In this paper we examine the on-orbit thermal performance of a 50kg class micro satellite which has been designed to be recoverable on ground after performing a ballistic atmospheric re-entry. What makes “MERS” – the Microgravity Experiment Recoverable Satellite – unique is that it essentially a small re-entry vehicle which must function as a LEO satellite for most of its mission. Following a period spent in Low Earth Orbit conducting microgravity experiments, the entire spacecraft re-enters the Earth’s atmosphere and completes a hard-landing on the ground. The external shape of the spacecraft and its need for a heat shield are driven by the very demanding aerothermal requirements of the final, re-entry portion of the mission. In addition, a novel internal structure is needed to enable the payload modules to survive the hard-landing. These three factors heavily influence the on-orbit thermal design, which is the main focus of this paper. The highly insulating (ablative) heat shield makes the thermal performance on orbit challenging, as heat must be rejected at various times during the mission. Initial assessments of the system were presented at ICES in 2015. Now a more detailed analysis of the on-orbit scenario is presented, based on recent test data and evolution in the design of the internal, impact-absorbing structure. One of the key design challenges for the thermal subsystem was previously identified to be the leeward heat shield, which must - counter-intuitively - be able to function as a radiator while the satellite is in orbit. Results of the extensive thermal analysis and bread-board testing will be presented.

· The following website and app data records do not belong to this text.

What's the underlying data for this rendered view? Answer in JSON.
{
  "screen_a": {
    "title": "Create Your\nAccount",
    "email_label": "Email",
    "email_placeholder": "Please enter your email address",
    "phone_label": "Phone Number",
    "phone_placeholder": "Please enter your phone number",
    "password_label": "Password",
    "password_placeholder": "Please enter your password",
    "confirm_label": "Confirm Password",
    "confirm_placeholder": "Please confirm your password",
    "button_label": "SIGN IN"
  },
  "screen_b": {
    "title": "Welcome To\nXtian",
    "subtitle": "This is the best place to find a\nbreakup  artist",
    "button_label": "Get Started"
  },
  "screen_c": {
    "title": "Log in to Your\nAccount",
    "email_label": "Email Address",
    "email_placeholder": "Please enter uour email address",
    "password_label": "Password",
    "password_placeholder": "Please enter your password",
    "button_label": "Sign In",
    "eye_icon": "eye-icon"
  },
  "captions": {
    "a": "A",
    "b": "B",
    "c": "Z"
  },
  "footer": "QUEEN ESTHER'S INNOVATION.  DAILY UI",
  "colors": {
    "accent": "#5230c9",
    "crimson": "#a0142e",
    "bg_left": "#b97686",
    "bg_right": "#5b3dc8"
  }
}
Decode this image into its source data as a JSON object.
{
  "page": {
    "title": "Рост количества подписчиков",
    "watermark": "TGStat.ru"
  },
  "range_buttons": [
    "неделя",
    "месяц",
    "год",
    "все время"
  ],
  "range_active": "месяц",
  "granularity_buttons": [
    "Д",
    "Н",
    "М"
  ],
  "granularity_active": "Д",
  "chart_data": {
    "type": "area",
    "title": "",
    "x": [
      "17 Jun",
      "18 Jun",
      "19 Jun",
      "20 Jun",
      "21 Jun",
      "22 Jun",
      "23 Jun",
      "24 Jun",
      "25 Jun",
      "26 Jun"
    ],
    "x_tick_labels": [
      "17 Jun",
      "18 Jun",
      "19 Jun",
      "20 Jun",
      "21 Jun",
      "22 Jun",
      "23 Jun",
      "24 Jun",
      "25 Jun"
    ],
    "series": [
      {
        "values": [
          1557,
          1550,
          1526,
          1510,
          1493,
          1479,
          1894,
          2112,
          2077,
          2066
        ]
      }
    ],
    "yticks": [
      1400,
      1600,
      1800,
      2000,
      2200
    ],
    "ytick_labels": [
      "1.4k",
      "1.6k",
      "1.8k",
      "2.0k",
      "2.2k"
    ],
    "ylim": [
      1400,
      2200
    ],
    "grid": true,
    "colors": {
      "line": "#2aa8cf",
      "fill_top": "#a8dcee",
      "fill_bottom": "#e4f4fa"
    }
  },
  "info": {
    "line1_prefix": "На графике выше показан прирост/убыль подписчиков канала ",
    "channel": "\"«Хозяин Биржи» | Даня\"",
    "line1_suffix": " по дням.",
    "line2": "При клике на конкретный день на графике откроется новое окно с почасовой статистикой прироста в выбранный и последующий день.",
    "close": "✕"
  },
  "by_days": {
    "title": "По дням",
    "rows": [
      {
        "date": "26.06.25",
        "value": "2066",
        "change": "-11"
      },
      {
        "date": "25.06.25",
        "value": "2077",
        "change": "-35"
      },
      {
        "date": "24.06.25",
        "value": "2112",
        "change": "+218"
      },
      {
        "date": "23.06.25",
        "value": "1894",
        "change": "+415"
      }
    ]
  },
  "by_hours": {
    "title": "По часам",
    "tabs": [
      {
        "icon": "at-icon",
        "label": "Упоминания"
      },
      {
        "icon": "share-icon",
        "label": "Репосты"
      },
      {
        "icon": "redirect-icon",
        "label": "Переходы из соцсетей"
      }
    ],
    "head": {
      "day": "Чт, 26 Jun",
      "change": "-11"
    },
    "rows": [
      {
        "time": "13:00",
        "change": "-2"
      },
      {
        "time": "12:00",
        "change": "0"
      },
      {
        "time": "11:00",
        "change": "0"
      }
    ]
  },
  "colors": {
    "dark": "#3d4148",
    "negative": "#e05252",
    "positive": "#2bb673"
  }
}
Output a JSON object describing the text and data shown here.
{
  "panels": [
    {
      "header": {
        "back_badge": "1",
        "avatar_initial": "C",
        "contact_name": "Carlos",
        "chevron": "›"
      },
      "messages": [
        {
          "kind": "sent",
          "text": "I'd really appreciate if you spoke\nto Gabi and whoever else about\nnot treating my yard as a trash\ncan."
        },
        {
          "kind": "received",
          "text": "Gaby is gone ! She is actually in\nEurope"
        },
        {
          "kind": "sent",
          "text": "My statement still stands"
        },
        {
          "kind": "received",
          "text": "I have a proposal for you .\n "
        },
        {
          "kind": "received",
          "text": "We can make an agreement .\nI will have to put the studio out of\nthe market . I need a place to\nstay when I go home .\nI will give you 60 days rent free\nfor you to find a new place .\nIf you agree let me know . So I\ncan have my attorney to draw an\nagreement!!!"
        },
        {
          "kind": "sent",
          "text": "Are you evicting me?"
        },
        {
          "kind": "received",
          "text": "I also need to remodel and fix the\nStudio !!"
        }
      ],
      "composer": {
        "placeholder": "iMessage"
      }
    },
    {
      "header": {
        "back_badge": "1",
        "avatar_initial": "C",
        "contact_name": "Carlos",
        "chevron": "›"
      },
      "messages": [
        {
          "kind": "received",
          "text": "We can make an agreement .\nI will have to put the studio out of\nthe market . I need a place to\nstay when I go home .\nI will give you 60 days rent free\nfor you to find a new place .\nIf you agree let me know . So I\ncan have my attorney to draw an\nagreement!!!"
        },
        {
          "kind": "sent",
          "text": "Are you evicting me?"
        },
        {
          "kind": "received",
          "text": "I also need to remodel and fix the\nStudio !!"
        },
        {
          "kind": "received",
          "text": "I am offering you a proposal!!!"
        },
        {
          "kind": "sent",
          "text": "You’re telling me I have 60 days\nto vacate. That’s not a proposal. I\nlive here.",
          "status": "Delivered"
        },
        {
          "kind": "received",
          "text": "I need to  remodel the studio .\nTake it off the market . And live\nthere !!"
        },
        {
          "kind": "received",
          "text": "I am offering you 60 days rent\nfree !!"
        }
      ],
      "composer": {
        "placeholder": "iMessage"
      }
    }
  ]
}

University of New South Wales
ICES202: Satellite, Payload, and Instrument Thermal Control
Vienna, Austria
The 46th International Conference on Environmental Systems was held in Vienna, Austria, USA on 10 July 2016 through 14 July 2016.
Sean Tuttle, University of New South Wales, Australia
Simon Barraclough, University of New South Wales, Australia


Microsatellite, LEO thermal analysis, Re-entry vehicle, thermal design, hard-landing, thermal control technology